The censure by the Wyoming Republican Party is not simply symbolic; it reflects the ire that voters feel towards those in the GOP who voted to impeach Trump.

“I believe that her impeachment vote revealed who she has allegiance to, and I don’t think the voters will forget it any time soon,” said Anthony Bouchard, a Wyoming state senator who may challenge her re-election bid.

The Congresswoman has become the latest Republican to be censured by her own state. The ten Republicans who voted for Trump’s impeachment face similar headwinds in their own states.

Trump for his own part, is reportedly “fuming” at McCarthy in Mar-a-Lago for allowing Cheney to survive a leadership threat, according to a dubiously phrased CNN report. It is just as likely that he is simply golfing and enjoying life.

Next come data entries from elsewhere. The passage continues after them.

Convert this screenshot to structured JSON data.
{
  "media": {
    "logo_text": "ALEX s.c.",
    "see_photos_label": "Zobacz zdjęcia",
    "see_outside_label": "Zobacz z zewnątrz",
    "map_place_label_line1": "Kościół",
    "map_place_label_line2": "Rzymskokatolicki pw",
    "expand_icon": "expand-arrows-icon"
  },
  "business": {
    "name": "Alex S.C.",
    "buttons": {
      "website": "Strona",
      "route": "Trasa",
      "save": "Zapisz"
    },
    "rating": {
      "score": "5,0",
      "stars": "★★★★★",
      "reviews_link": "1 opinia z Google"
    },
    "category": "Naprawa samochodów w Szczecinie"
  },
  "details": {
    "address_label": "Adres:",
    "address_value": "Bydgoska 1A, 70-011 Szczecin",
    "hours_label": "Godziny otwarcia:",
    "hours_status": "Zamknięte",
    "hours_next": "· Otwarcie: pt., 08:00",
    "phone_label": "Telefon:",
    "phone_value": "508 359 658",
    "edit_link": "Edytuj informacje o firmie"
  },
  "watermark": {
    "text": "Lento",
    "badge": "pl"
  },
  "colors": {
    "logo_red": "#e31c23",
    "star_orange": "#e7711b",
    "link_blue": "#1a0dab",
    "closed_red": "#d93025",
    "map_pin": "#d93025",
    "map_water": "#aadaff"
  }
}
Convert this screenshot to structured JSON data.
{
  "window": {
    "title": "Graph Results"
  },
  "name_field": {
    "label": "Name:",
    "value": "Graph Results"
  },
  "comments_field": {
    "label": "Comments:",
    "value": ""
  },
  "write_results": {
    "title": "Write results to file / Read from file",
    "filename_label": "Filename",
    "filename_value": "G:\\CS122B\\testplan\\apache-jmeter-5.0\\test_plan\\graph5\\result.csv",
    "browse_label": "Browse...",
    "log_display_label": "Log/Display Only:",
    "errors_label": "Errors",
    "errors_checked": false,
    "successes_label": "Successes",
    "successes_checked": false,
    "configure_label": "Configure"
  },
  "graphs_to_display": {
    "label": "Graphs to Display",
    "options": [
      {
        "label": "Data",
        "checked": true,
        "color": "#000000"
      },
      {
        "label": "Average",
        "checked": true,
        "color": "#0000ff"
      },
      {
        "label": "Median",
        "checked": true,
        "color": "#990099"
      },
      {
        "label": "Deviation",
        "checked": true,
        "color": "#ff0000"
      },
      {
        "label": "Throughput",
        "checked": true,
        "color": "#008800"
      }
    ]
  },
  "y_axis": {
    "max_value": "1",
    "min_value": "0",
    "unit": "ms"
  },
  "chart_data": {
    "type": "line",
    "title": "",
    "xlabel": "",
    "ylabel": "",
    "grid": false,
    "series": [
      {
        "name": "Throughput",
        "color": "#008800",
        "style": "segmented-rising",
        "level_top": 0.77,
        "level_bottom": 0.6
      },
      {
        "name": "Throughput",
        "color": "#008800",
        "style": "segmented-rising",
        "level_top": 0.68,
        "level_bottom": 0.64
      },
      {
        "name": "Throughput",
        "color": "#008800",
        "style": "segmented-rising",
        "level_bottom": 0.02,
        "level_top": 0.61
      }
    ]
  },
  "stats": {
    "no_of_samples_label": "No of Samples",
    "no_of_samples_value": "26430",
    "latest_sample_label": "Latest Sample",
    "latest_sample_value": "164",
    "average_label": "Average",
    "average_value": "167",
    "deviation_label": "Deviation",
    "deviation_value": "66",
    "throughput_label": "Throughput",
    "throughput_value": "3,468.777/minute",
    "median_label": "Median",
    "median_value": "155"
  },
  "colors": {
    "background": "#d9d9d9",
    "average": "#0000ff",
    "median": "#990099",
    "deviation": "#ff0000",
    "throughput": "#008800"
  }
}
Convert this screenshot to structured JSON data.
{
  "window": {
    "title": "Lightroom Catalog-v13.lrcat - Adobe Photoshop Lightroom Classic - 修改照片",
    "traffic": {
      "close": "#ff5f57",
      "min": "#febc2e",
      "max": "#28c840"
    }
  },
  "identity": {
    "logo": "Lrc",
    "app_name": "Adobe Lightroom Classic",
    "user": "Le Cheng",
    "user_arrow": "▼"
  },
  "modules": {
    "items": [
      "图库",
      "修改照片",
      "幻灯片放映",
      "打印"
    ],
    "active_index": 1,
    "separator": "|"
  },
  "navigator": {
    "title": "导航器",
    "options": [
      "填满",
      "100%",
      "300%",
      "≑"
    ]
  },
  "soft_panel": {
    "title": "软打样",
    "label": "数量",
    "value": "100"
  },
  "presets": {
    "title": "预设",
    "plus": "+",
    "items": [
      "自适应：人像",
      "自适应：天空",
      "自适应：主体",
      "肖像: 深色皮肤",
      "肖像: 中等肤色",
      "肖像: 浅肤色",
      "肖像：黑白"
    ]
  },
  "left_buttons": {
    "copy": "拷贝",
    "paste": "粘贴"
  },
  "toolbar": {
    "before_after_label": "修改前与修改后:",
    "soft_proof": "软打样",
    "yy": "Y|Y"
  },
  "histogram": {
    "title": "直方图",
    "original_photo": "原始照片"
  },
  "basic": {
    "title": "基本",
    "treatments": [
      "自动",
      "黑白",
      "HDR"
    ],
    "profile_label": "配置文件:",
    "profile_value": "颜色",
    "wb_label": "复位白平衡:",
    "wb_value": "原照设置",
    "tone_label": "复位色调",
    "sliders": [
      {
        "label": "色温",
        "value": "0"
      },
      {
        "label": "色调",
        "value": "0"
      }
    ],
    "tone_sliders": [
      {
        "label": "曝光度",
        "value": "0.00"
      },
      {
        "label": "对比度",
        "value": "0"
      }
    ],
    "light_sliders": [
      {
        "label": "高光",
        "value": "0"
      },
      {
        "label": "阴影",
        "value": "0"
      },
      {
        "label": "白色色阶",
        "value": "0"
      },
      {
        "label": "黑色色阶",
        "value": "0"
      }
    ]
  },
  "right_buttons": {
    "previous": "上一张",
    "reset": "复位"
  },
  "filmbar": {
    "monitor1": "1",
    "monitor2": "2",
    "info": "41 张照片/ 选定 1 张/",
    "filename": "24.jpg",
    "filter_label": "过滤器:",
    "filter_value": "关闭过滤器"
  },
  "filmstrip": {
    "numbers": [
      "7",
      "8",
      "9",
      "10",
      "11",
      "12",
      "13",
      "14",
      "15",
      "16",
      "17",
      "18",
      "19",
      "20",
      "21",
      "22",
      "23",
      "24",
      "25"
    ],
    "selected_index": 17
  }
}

OPINION: This article contains commentary which reflects the author's opinion.